An advertising art director friend of mine once told me, illustration gets noticed. As John Fiske notes, ‘the visual language that most frequently works metaphorically is that used by advertisers’ (Fiske 1982, 97). Being an avid illustrator, this piqued my interest, since advertising generally relies on photography as the primary means of communication.
With the proliferation of digital photography hardware, digital image manipulation tools and the abundance of stock photo websites, the effectiveness of photography to make a unique statement can often become diluted. That’s not to imply photography is at all an inferior medium, there are literally thousands of amazingly talented lens lurkers producing incredible, impactful images.
Illustration has the capacity to be targeted specifically to a customer or users requirements.
Every aspect of an illustration can be created or manipulated in order to maximise the effectiveness of a message. The sheer variety of illustration styles and techniques provide a greater range of differentiation, and the message itself can be communicated with varying degrees of ambiguity.
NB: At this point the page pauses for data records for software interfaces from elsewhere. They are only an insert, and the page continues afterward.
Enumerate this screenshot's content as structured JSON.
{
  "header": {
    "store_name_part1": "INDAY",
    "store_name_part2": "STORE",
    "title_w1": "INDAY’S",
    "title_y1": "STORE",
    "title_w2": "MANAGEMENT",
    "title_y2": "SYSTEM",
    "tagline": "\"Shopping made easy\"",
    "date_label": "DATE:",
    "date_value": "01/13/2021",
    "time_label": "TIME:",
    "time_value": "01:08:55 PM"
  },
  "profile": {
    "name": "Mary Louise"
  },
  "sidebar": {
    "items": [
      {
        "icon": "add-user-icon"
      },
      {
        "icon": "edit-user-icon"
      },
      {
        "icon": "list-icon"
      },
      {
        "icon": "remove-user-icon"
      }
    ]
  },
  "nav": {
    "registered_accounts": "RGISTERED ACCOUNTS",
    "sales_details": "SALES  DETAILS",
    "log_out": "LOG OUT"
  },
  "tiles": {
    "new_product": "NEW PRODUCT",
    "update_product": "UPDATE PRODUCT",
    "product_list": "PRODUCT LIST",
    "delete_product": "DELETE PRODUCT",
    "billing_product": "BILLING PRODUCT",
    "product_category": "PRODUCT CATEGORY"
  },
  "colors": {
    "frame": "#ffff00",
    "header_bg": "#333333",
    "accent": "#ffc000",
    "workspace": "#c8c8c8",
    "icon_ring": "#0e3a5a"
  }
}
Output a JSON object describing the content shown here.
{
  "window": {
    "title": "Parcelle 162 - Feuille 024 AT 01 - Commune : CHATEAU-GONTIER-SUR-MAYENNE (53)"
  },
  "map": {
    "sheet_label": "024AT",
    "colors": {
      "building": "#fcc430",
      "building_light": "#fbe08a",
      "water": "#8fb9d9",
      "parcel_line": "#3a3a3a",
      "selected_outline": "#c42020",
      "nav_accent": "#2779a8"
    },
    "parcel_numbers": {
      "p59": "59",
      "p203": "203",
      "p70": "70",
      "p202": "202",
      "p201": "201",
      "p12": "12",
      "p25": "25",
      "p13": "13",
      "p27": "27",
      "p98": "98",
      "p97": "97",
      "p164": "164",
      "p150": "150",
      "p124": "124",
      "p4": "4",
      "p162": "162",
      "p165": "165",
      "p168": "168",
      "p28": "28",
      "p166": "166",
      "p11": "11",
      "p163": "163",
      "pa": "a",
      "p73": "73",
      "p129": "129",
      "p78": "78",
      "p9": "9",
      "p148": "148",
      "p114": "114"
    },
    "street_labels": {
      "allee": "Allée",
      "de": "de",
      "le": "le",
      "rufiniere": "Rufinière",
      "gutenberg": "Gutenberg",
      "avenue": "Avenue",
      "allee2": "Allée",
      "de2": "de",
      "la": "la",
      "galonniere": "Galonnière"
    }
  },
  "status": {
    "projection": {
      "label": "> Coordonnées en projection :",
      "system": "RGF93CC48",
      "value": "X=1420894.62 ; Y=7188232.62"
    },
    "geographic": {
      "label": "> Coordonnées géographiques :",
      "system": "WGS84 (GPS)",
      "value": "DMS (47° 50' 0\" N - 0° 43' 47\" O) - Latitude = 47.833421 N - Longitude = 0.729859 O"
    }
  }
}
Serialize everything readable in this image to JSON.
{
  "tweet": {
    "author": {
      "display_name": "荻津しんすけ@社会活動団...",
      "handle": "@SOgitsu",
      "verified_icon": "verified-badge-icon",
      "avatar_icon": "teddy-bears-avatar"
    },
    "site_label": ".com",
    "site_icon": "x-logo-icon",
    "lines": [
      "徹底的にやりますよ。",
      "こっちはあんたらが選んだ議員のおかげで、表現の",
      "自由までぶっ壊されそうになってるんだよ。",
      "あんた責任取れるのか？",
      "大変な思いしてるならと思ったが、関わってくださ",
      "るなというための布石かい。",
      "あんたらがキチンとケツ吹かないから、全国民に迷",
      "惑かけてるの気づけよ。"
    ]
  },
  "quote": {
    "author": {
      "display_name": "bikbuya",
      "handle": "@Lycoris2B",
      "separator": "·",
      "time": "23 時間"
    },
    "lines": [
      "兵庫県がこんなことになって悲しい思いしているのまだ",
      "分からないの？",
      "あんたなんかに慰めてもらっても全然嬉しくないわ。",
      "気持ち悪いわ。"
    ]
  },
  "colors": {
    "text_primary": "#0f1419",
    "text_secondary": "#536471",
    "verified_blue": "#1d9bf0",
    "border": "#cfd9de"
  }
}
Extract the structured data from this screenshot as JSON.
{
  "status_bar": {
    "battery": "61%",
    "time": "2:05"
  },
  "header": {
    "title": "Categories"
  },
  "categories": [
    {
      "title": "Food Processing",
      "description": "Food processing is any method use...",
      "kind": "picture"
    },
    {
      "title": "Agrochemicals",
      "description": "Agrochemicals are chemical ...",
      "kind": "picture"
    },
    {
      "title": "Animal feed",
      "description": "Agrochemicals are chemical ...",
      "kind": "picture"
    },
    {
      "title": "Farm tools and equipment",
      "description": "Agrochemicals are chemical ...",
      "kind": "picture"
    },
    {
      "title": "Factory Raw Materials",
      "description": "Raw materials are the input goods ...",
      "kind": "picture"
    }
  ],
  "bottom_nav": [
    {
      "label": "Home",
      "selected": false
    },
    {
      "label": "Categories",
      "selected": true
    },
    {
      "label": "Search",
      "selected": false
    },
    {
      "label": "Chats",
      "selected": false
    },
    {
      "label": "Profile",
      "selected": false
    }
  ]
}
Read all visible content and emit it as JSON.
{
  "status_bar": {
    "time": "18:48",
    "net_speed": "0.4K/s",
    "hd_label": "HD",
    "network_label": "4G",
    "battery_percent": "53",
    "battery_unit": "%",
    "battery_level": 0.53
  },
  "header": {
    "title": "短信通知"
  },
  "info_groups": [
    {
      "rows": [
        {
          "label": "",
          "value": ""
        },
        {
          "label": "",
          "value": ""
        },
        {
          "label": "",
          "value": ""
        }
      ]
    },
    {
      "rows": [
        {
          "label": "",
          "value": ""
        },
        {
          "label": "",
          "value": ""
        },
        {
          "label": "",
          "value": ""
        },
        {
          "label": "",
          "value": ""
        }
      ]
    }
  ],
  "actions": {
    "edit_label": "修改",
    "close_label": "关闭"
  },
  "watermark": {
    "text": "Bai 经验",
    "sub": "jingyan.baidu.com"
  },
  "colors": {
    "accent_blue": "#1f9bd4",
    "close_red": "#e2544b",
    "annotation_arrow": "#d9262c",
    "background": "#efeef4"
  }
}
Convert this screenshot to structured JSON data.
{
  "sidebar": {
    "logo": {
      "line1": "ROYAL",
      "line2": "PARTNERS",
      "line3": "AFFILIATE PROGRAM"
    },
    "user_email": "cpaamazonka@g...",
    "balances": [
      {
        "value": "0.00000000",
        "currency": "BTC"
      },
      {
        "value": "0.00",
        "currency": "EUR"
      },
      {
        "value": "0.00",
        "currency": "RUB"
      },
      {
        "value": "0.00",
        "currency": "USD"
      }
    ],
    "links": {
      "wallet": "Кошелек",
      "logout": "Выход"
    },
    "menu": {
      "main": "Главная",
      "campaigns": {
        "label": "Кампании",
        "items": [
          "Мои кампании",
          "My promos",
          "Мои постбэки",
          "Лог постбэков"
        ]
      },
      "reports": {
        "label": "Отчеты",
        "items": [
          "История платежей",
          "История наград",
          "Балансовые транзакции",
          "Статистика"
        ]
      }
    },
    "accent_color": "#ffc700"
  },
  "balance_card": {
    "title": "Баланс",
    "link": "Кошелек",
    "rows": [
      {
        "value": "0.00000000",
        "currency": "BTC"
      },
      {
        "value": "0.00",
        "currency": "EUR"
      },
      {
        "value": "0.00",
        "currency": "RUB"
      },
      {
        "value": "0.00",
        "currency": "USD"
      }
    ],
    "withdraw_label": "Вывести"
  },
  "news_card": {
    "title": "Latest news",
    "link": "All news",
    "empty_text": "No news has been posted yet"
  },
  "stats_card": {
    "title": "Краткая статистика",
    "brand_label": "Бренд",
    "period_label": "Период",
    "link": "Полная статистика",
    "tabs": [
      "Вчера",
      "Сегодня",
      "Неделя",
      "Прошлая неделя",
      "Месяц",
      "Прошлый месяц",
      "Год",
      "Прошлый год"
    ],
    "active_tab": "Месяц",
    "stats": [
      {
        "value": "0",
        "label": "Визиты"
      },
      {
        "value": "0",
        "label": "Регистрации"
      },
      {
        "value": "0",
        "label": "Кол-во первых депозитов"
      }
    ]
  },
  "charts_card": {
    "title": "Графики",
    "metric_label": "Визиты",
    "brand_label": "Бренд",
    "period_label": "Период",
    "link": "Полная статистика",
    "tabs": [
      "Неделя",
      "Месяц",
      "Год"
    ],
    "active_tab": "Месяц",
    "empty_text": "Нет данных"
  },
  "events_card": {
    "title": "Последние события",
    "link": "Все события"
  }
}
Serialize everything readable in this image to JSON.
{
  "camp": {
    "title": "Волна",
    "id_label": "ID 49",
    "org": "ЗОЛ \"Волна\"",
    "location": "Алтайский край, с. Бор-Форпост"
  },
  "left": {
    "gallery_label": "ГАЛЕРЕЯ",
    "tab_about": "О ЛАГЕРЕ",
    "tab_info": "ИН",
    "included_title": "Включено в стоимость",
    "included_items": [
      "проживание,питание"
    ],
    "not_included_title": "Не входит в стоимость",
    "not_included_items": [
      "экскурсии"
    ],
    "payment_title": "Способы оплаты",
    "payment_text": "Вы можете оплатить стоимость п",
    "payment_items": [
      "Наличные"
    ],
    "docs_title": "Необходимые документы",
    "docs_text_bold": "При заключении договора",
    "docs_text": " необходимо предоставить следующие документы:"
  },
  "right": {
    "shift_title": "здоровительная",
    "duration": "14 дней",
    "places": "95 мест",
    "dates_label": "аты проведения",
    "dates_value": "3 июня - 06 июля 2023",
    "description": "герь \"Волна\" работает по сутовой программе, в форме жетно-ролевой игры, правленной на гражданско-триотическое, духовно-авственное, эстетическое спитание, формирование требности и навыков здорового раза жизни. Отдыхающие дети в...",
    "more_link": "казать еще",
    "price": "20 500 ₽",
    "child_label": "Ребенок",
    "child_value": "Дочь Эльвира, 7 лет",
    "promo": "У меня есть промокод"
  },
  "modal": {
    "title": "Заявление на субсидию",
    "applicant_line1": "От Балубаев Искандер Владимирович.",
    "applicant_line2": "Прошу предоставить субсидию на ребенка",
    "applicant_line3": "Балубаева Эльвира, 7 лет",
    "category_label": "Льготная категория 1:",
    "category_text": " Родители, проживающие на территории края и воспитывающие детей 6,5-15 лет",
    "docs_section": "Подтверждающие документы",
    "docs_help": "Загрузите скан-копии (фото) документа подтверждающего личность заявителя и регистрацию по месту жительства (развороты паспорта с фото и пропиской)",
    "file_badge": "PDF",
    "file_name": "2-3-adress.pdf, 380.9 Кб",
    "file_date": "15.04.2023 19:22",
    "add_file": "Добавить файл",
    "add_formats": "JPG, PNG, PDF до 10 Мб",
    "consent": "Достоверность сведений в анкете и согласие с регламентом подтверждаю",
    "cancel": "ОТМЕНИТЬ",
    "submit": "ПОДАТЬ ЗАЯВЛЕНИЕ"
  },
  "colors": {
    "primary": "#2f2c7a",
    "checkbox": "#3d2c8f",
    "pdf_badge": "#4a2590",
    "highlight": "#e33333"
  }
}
One only has to look at street sign pictograms as an example of decoding signifiers, to rapidly determine the signified meaning of an illustration or sign.
We have adapted culturally to recognise these signs efficiently, in order to deconstruct and communicate messages more effectively.
If you need to rapidly communicate a succinct message, or construct a more ambiguous, visually engaging image, illustration could be the most appropriate medium.